EXCERPTED DATA Block Start

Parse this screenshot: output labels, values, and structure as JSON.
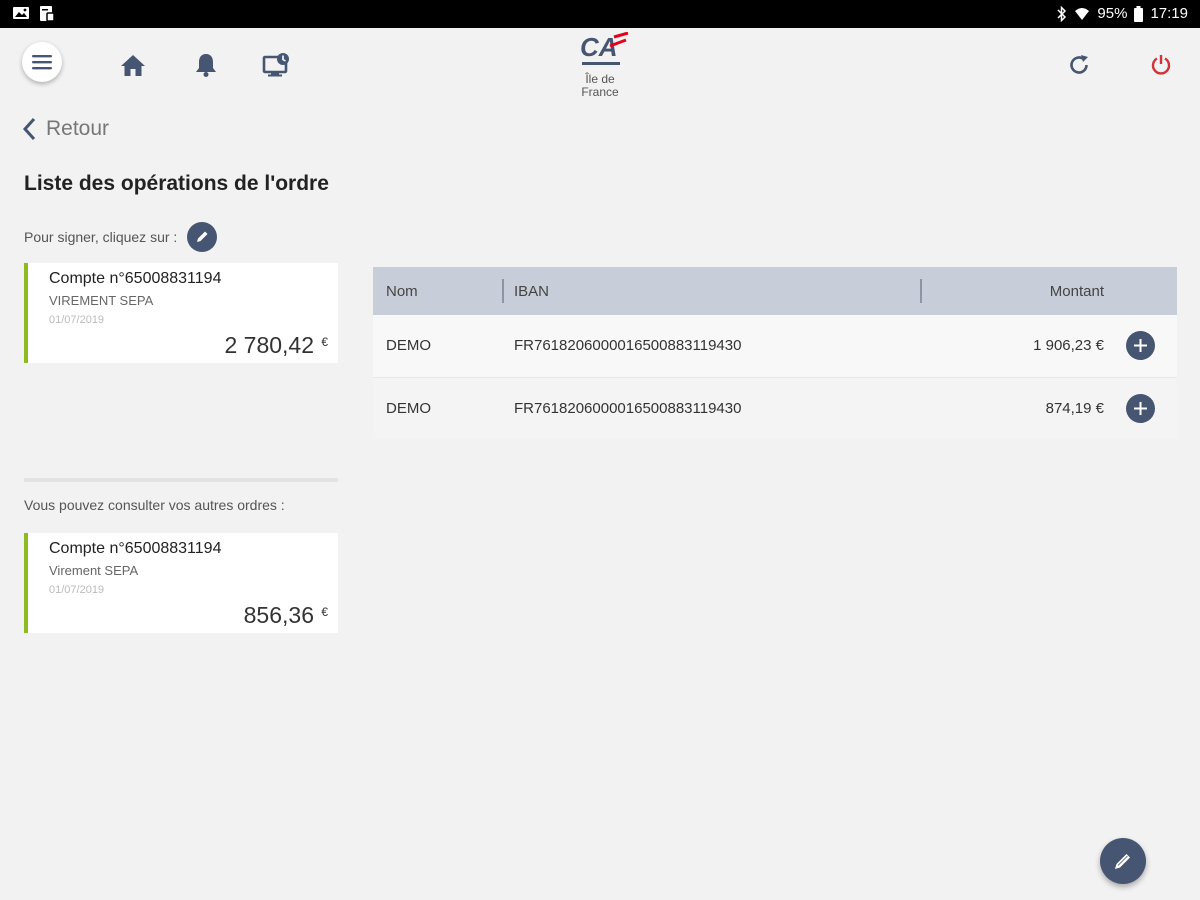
{
  "status_bar": {
    "battery": "95%",
    "time": "17:19",
    "icons": [
      "gallery-icon",
      "download-icon",
      "bluetooth-icon",
      "wifi-icon",
      "battery-icon"
    ]
  },
  "header": {
    "icons": [
      "menu-icon",
      "home-icon",
      "bell-icon",
      "screen-icon",
      "refresh-icon",
      "power-icon"
    ],
    "logo": {
      "mark": "CA",
      "line1": "Île de",
      "line2": "France"
    },
    "colors": {
      "accent": "#465571",
      "logo_red": "#e2001a",
      "power_red": "#d0343a"
    }
  },
  "back_label": "Retour",
  "page_title": "Liste des opérations de l'ordre",
  "sign_hint": "Pour signer, cliquez sur :",
  "current_order": {
    "account": "Compte n°65008831194",
    "type": "VIREMENT SEPA",
    "date": "01/07/2019",
    "amount": "2 780,42",
    "currency": "€"
  },
  "other_orders_hint": "Vous pouvez consulter vos autres ordres :",
  "other_orders": [
    {
      "account": "Compte n°65008831194",
      "type": "Virement SEPA",
      "date": "01/07/2019",
      "amount": "856,36",
      "currency": "€"
    }
  ],
  "operations_table": {
    "columns": [
      "Nom",
      "IBAN",
      "Montant"
    ],
    "rows": [
      {
        "nom": "DEMO",
        "iban": "FR7618206000016500883119430",
        "montant": "1 906,23 €"
      },
      {
        "nom": "DEMO",
        "iban": "FR7618206000016500883119430",
        "montant": "874,19 €"
      }
    ]
  },
  "card_accent_color": "#8fbb22"
}
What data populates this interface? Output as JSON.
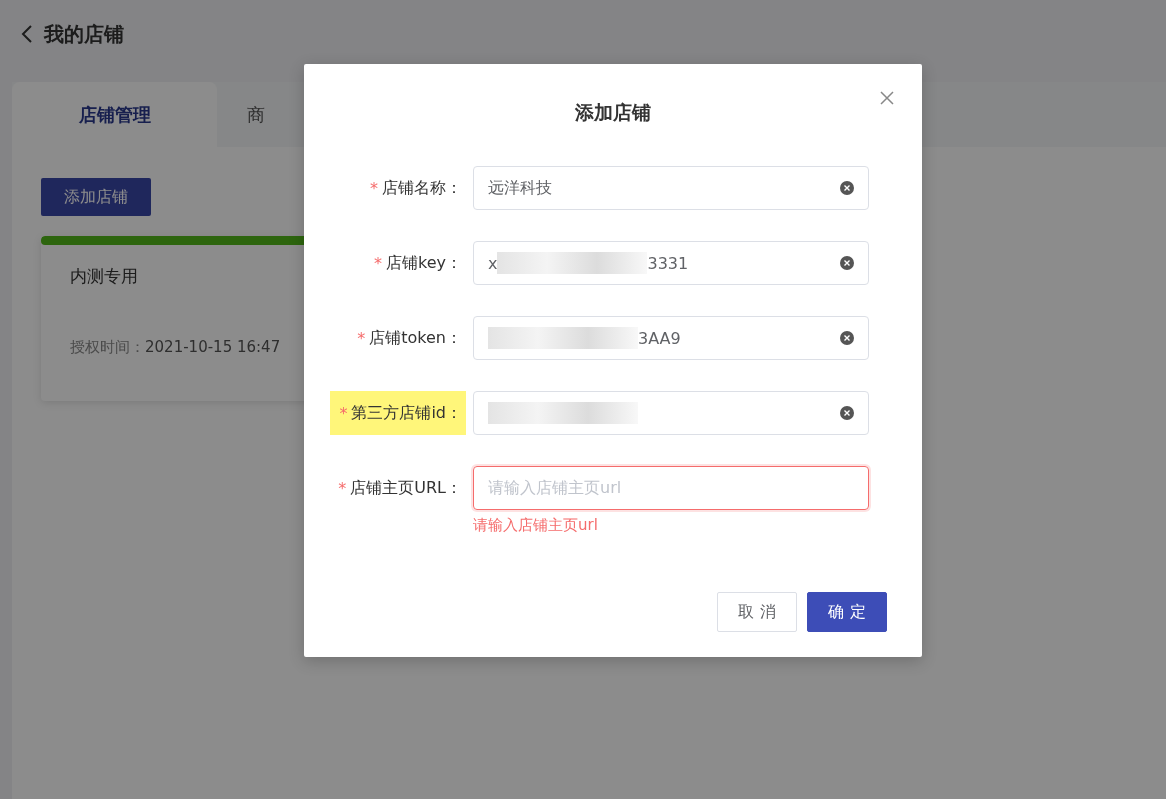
{
  "page": {
    "title": "我的店铺",
    "tabs": [
      {
        "label": "店铺管理",
        "selected": true
      },
      {
        "label": "商",
        "selected": false
      }
    ],
    "add_button": "添加店铺",
    "shop_card": {
      "name": "内测专用",
      "auth_label": "授权时间：",
      "auth_time": "2021-10-15 16:47"
    }
  },
  "dialog": {
    "title": "添加店铺",
    "fields": [
      {
        "mark": "*",
        "label": "店铺名称：",
        "highlighted": false,
        "value_start": "远洋科技",
        "redacted": false,
        "invalid": false
      },
      {
        "mark": "*",
        "label": "店铺key：",
        "highlighted": false,
        "value_start": "x",
        "redacted": true,
        "value_end": "3331",
        "invalid": false
      },
      {
        "mark": "*",
        "label": "店铺token：",
        "highlighted": false,
        "redacted": true,
        "value_end": "3AA9",
        "invalid": false
      },
      {
        "mark": "*",
        "label": "第三方店铺id：",
        "highlighted": true,
        "redacted": true,
        "invalid": false
      },
      {
        "mark": "*",
        "label": "店铺主页URL：",
        "highlighted": false,
        "redacted": false,
        "placeholder": "请输入店铺主页url",
        "invalid": true,
        "error": "请输入店铺主页url"
      }
    ],
    "buttons": [
      {
        "label": "取 消",
        "kind": "secondary"
      },
      {
        "label": "确 定",
        "kind": "primary"
      }
    ]
  }
}
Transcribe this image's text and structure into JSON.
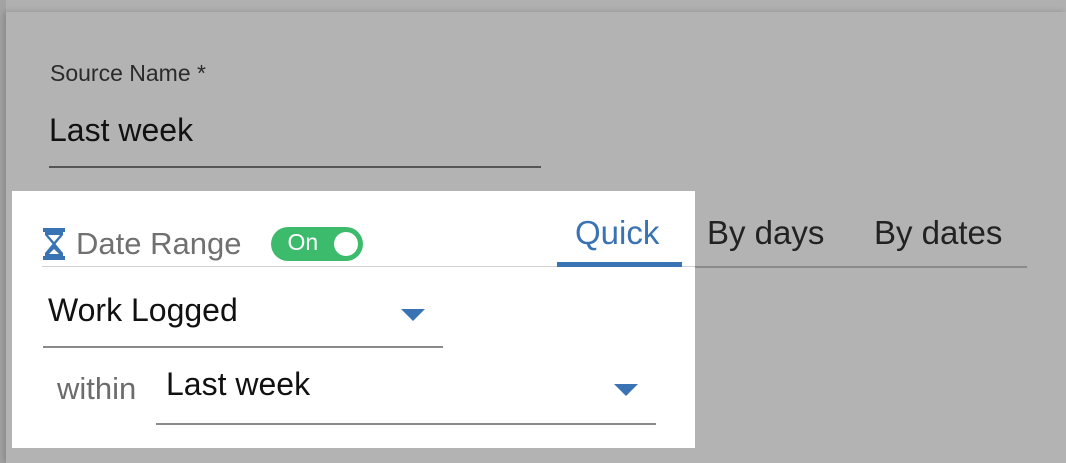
{
  "source": {
    "label": "Source Name *",
    "value": "Last week"
  },
  "date_range": {
    "icon": "hourglass-icon",
    "label": "Date Range",
    "toggle_text": "On",
    "toggle_on": true
  },
  "tabs": [
    {
      "label": "Quick",
      "active": true
    },
    {
      "label": "By days",
      "active": false
    },
    {
      "label": "By dates",
      "active": false
    }
  ],
  "field_select": {
    "value": "Work Logged"
  },
  "within": {
    "label": "within",
    "value": "Last week"
  },
  "colors": {
    "accent": "#3a73b3",
    "toggle": "#3dbb6d",
    "overlay": "#b3b3b3",
    "panel": "#ffffff"
  }
}
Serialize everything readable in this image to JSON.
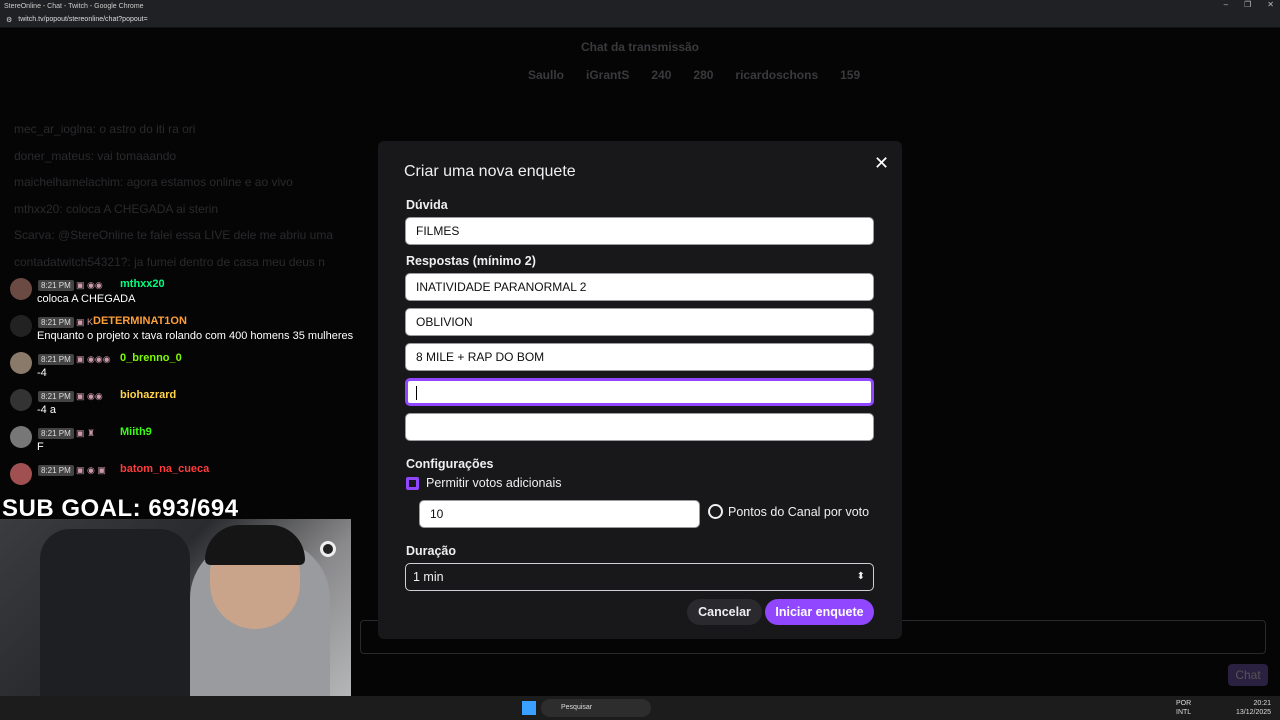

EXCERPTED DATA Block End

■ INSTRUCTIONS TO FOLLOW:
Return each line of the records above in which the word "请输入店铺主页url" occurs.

■ REPLY:
        "placeholder": "请输入店铺主页url",
        "error": "请输入店铺主页url"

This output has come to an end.